Underpinning all measures will need to be clear communication across the railway’s operations. These should include COVID-19 warning signage throughout trains and seat covers with clear and unambiguous social distancing and luggage stowage guidelines.
Underpinning all measures will need to be clear communication across the railway’s operations.
Yet signage will not be enough; Passenger Information Systems should be used to provide frequent audible and visual warnings, with information boards and digital screens at stations – so often used for advertising – re-programmed to promote safe travel guidelines.
Digital technology can also support efforts, helping to count passengers, monitor passenger flows, densities of people within stations and detect pinch points. We will rely on data monitoring to improve and develop service efficiency and manage crowds and areas of high risk.
To recap, top measures will focus on:
- Safety – maintenance and operational staff, passengers
- Control, command, communication, monitoring with dynamic response systems
- Passenger health – monitoring and screening at station entry
- Management – safety and security check-points.
The human centric approach means winning the hearts and minds, and trust of our passengers.

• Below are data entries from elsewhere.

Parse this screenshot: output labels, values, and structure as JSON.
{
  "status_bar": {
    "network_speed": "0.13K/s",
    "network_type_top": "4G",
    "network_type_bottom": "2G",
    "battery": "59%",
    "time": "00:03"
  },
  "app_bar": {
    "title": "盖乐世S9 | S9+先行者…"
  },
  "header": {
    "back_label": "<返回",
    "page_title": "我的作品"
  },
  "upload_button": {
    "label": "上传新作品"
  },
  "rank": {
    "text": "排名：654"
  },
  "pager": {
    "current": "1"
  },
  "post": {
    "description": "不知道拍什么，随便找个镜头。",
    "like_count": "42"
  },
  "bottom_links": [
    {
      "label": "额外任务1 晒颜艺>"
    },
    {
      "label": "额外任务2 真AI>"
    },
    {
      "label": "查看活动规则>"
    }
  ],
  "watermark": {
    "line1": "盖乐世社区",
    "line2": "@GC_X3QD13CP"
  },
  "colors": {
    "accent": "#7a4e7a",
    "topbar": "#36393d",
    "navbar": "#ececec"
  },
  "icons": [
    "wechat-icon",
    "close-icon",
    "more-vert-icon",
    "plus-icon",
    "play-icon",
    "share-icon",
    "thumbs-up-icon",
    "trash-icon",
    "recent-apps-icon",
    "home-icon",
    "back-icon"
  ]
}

The human centric approach means winning the hearts and minds, and trust of our passengers. It’s about helping people understand what they should be doing, where and when, and influencing their behaviour at every point of a journey. For example, while trains are unable to run at full capacity, we must assist passengers to make decisions on travel times or potential changes to start and end stations to smooth the flow of people on the system.
From route planning, to entering a station, and continuing onward journeys into cities, queues for office blocks, or taking local transport, these measures across the rail industry will impact the wider infrastructure and transport environments. It’s up to us all to make sure everyone feels confident to carry out every journey safely and efficiently, no matter how they’re travelling.
Tom Meacock leads on strategy, business development and sales for the rail sector at Atkins. Tom also holds key account management responsibility for Atkins’ account with Network Rail. Atkins’ team support its clients in delivering right across full lifecycle of an infrastructure project; from the early business case stage through into the design, delivery and then on into operations and maintenance.